> **ASSIGNMENT**: I need every line that includes the word "this" copied from the material.

[Opening ENTRIES PROVIDED section]

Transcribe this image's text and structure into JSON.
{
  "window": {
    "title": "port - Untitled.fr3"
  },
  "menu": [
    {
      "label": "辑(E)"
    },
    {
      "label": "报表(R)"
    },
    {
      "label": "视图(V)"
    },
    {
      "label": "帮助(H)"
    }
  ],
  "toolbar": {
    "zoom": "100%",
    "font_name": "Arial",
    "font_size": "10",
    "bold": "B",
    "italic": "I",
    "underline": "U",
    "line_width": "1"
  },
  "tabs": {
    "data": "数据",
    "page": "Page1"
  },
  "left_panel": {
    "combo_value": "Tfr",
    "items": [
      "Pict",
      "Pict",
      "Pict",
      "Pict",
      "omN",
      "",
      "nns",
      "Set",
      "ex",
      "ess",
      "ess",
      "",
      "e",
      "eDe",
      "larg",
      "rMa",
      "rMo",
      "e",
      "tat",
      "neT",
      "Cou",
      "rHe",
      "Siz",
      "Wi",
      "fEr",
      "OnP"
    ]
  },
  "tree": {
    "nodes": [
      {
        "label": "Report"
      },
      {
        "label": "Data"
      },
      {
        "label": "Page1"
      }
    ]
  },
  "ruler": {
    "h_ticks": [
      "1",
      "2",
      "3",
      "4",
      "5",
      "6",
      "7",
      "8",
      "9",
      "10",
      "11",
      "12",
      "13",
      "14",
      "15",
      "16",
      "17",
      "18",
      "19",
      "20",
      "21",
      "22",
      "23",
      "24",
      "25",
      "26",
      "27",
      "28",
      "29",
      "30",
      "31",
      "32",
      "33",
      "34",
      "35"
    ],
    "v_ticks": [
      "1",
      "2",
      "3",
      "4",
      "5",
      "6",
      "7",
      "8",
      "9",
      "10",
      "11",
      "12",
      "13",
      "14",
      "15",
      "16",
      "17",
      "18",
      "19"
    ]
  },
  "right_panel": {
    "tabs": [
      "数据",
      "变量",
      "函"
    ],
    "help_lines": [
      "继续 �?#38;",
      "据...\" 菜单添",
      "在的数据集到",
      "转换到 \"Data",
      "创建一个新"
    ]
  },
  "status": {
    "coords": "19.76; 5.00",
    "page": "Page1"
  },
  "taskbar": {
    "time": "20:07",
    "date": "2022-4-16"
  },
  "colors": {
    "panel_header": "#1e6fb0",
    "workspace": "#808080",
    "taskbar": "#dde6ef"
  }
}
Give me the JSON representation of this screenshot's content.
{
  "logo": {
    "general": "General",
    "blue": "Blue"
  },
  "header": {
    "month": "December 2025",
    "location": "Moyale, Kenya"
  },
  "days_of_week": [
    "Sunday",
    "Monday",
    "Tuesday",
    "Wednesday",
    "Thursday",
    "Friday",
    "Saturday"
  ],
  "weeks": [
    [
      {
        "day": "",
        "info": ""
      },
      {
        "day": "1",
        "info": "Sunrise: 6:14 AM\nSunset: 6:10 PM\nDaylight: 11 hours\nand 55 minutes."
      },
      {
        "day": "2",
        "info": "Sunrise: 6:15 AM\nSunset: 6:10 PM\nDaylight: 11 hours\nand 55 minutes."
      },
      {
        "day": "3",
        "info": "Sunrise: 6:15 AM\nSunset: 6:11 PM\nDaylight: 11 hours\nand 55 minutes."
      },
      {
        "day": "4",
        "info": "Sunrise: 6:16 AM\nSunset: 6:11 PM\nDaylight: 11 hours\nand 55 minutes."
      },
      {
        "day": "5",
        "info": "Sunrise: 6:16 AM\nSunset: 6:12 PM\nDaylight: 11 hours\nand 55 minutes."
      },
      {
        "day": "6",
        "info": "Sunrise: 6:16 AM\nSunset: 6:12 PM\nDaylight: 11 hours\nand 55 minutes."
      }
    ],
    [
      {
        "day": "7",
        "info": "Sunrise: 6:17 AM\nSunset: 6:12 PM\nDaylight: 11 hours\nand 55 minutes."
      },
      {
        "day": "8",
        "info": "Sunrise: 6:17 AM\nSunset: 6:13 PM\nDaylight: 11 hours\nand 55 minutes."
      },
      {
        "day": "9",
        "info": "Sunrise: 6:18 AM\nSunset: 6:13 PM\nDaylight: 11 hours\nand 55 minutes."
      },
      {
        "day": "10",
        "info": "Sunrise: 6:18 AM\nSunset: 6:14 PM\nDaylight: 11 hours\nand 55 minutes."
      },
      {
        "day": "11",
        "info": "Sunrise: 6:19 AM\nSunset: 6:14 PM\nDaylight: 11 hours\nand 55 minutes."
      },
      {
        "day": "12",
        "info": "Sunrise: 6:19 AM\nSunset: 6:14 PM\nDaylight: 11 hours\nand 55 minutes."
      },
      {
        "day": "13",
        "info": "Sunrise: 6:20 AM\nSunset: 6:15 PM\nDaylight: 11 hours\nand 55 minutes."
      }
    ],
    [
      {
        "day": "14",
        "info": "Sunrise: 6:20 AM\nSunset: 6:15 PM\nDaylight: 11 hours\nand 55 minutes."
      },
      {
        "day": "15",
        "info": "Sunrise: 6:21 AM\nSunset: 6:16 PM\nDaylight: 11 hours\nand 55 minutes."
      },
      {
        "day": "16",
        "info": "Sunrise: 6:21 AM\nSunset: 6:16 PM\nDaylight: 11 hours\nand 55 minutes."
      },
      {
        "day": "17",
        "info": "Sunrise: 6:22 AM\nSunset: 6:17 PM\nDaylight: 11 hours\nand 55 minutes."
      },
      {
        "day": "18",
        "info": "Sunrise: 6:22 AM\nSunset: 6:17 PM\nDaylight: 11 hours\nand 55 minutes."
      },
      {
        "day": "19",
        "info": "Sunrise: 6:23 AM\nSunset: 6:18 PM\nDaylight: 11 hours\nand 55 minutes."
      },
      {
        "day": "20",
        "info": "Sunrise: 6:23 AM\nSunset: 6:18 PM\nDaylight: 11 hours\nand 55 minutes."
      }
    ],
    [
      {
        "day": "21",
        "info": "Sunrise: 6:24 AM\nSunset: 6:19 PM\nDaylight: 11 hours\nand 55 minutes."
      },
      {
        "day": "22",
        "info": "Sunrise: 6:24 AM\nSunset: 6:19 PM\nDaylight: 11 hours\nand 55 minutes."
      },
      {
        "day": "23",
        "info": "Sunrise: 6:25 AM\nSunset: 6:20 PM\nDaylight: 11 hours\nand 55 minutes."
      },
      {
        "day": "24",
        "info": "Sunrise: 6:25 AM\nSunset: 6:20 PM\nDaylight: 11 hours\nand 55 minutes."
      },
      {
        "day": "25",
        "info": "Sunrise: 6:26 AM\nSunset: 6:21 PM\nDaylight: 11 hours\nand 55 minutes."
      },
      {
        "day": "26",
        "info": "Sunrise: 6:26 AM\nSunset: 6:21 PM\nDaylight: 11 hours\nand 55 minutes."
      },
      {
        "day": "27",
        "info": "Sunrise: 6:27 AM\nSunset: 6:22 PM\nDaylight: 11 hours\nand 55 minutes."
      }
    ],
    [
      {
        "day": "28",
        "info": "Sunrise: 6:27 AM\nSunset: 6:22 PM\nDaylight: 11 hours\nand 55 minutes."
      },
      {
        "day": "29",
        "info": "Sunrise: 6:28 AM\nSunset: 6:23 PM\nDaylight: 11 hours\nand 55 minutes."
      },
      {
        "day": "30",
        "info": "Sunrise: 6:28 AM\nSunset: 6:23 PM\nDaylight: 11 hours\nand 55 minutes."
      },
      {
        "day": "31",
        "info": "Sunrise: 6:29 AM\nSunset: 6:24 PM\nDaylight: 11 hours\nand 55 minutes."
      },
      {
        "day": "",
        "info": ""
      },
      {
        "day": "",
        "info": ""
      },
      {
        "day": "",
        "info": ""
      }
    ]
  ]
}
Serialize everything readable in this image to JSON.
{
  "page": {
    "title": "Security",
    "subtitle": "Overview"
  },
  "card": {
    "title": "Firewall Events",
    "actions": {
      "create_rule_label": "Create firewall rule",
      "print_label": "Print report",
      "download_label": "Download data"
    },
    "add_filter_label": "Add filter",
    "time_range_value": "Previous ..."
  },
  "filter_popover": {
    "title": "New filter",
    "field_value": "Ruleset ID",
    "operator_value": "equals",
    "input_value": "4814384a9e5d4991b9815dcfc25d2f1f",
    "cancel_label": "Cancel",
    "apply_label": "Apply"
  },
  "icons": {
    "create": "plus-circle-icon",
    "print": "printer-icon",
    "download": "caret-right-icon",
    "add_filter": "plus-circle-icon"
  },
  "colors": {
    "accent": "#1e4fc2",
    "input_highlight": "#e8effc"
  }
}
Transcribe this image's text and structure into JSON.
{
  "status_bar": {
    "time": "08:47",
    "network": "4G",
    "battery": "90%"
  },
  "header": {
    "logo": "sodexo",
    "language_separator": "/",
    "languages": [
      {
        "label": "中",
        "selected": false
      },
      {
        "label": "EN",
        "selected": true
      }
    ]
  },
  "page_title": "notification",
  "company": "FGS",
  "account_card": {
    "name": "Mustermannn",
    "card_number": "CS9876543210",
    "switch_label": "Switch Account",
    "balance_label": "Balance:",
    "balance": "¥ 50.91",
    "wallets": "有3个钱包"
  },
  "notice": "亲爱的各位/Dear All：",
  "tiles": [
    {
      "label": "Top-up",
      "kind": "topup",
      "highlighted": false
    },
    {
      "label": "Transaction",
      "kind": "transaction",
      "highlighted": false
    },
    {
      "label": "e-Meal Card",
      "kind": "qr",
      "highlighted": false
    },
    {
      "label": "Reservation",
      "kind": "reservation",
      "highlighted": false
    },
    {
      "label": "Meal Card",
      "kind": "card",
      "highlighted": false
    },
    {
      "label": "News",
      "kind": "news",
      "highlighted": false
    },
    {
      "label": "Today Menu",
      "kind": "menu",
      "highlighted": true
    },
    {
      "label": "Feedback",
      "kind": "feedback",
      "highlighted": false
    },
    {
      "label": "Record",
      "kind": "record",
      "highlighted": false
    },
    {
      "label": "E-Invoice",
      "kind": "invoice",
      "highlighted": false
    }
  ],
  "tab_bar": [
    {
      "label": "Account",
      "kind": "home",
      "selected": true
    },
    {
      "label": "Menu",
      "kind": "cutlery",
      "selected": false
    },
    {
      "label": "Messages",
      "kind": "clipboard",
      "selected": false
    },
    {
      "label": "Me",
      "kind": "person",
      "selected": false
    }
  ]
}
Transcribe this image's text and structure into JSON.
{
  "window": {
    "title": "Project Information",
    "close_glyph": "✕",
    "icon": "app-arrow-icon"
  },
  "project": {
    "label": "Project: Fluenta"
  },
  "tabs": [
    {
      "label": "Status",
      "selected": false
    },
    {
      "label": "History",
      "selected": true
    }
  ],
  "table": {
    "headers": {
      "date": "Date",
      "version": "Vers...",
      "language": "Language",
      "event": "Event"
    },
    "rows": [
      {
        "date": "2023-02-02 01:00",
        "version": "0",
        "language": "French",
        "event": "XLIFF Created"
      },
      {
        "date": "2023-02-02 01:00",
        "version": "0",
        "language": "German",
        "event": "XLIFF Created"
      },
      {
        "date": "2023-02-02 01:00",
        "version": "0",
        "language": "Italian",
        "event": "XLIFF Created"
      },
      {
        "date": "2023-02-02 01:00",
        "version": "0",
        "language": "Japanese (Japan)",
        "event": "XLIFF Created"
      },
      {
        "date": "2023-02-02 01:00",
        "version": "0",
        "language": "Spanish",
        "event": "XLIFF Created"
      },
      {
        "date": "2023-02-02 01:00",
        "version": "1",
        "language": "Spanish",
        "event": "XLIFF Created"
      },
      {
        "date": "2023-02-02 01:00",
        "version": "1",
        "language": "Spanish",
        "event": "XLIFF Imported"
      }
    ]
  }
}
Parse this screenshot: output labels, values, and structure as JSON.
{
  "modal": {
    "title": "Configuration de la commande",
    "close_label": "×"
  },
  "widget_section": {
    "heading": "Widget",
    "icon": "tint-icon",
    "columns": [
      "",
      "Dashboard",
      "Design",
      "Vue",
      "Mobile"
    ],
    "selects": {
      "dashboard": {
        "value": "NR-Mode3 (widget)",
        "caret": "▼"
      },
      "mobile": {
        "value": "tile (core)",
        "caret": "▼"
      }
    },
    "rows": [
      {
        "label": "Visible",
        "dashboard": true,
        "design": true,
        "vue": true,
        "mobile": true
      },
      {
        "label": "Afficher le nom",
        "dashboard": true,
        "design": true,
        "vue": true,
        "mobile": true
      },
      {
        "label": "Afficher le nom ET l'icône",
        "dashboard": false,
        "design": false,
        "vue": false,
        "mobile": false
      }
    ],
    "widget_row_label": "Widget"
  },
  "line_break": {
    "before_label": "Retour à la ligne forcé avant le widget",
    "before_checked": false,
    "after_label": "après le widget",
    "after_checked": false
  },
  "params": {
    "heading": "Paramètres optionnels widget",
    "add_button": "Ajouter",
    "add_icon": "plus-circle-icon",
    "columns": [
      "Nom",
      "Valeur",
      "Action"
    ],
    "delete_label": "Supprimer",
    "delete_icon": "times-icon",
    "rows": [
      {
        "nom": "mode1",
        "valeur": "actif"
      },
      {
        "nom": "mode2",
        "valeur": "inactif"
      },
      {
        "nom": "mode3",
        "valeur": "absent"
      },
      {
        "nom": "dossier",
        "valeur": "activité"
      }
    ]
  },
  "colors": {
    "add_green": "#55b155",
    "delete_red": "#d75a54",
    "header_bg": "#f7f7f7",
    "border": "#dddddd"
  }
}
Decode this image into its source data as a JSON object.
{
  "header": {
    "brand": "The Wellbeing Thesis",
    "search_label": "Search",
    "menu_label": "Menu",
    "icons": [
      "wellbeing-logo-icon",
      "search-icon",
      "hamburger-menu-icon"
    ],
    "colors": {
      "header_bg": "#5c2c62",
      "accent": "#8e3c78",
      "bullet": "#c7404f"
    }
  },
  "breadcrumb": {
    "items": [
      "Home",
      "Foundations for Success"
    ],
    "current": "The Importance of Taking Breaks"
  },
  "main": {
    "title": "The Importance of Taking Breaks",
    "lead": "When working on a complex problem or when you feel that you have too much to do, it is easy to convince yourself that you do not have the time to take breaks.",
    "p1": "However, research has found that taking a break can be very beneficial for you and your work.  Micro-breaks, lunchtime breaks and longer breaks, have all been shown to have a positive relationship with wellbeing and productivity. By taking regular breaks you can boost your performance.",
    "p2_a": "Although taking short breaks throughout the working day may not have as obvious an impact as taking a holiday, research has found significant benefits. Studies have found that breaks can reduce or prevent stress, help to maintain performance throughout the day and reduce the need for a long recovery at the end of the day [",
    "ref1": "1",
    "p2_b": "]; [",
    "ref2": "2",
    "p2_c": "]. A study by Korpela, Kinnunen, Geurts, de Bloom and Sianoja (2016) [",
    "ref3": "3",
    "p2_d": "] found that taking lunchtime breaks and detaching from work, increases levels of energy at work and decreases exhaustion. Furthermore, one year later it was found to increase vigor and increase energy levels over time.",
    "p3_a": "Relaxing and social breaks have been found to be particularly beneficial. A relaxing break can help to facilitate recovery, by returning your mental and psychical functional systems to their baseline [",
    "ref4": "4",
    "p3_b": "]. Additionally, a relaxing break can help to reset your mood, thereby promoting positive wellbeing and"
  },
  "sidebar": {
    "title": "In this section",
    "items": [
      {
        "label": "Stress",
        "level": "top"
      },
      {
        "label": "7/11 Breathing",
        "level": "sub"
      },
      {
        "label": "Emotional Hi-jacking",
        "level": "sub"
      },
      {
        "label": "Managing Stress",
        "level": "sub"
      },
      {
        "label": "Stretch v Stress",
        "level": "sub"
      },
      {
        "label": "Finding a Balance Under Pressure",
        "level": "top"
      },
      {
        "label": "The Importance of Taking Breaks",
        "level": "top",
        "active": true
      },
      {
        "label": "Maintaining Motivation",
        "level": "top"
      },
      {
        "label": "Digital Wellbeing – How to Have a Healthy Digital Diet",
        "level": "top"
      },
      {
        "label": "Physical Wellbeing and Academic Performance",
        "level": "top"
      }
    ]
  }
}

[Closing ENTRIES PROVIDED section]

> **WRITTEN SOLUTION**:
Transcribe this image's text and structure into JSON.
Give me the JSON representation of this screenshot's content.
Serialize everything readable in this image to JSON.
Transcribe this image's text and structure into JSON.
Transcribe this image's text and structure into JSON.
Parse this screenshot: output labels, values, and structure as JSON.
Decode this image into its source data as a JSON object.
    "title": "In this section",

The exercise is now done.